Amidst predictions of harsh public spending cuts, the Free Churches and the anti-poverty action groups are asking the Coalition Government to make a thorough revision of the taxation system a central part of the Emergency Budget, which will be delivered from midday today.
The four bodies are specifically calling for Chancellor George Osborne to make changes to ensure that taxes are shared fairly amongst all tax payers.
Under the current system, the poorest pay around 46 per cent of their income in taxes, compared to the 34 per cent of income paid by the wealthiest. The churches say that an equal sharing of this tax burden is the very least that fairness demands.
In common with Church Action on Poverty, the three denominations have what they describe as "a natural concern for the poorest and weakest in society and a long tradition of campaigning on issues of justice and fairness."
John Marsh, moderator of the general assembly of the United Reformed Church, declared: “It’s clear that our country’s fiscal deficit should be tackled and I have no doubt that deep cuts will be announced in Tuesday’s budget.
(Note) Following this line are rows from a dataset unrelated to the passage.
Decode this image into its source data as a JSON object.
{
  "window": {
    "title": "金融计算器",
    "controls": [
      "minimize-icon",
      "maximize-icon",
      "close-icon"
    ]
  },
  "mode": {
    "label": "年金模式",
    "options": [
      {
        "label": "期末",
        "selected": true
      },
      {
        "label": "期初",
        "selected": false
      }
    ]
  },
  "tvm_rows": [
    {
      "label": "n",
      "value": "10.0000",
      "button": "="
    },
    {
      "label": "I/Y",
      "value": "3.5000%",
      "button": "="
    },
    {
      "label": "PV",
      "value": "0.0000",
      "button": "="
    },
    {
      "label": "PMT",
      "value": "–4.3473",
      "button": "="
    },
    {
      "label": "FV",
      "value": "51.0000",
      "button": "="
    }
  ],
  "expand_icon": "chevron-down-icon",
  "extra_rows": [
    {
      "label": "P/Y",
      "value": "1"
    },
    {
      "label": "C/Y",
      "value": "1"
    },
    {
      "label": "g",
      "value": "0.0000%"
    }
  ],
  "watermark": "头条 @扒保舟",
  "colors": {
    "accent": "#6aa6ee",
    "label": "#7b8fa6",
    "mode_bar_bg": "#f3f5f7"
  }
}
There are only two way to reduce the deficit – increase the money coming in and reduce the money going out – and we urge the chancellor to consider the moral dimensions of both.”
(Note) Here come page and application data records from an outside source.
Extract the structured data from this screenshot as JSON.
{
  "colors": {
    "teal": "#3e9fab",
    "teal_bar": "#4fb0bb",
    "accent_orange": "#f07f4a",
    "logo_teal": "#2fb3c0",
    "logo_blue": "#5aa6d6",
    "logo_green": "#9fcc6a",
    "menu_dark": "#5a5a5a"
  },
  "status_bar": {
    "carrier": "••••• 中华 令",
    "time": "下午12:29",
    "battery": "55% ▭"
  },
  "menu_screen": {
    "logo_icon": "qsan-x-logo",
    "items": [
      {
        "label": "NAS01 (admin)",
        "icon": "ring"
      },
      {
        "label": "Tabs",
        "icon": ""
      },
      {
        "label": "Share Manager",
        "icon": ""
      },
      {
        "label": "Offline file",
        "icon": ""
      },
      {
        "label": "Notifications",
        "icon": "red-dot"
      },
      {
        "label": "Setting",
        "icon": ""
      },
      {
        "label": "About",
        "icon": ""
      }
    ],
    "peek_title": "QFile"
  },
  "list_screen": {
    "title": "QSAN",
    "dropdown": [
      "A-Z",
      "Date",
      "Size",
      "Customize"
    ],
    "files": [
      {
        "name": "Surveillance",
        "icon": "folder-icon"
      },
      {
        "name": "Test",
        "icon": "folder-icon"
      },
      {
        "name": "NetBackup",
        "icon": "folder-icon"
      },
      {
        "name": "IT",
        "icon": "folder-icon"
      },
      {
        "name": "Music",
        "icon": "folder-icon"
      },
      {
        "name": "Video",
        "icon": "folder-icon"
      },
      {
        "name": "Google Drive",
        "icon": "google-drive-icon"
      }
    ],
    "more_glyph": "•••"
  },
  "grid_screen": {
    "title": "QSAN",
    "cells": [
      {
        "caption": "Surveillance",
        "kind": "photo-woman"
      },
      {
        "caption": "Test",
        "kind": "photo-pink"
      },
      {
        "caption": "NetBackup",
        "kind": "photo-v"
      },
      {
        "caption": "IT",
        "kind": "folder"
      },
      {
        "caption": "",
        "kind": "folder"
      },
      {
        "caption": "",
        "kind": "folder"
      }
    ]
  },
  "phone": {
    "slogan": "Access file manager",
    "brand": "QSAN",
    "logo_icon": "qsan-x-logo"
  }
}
Adding his own perspective, Paul Morrison, policy adviser for the Methodist Church, said: “We believe that paying fair taxes is the moral duty of all. However, it’s possible legally to side step that moral obligation: for example, some footballers currently playing in the England World Cup squad in South Africa get part of their earnings paid into ‘image rights companies’ – thus avoiding UK income tax on some of their very high wages.”
Meanwhile, Jonathan Edwards, General Secretary of the Baptist Union of Great Britain, added: “It is the duty of the government to levy taxes fairly on those who can afford to pay and it is the duty of those who can pay, to pay their fair share. There are many legal ways to reduce a tax bill but we are asking, when public services are being cut and many are losing their jobs, is this ethical? Are these measures legal? Yes, perfectly. Is it fair? Absolutely not!”
In the next few months Church Action on Poverty will be working with a number of groups applying the Fairness Test to individual changes in tax and spending. This test will apply simple values of justice to spending cuts and tax rises:
· Are the people affected by cuts the ones who benefited from the boom?
· Can the people affected afford the cuts?
· Are the people contributing tax the people who benefited?
· Are people contributing tax proportionate to their ability to pay?
Niall Cooper, national coordinator for CAP, declared: “Raising fair taxes puts justice and morality at the heart of domestic economic policy, not only protecting the essential services that the most vulnerable members of our society rely on, but also rectifying the inequalities built into our taxation system.”
Church Action on Poverty is an ecumenical Christian charity founded in 1982. It supports churches to work with others to tackle some of the underlying causes of poverty in the United Kingdom. See: www.church-poverty.org.uk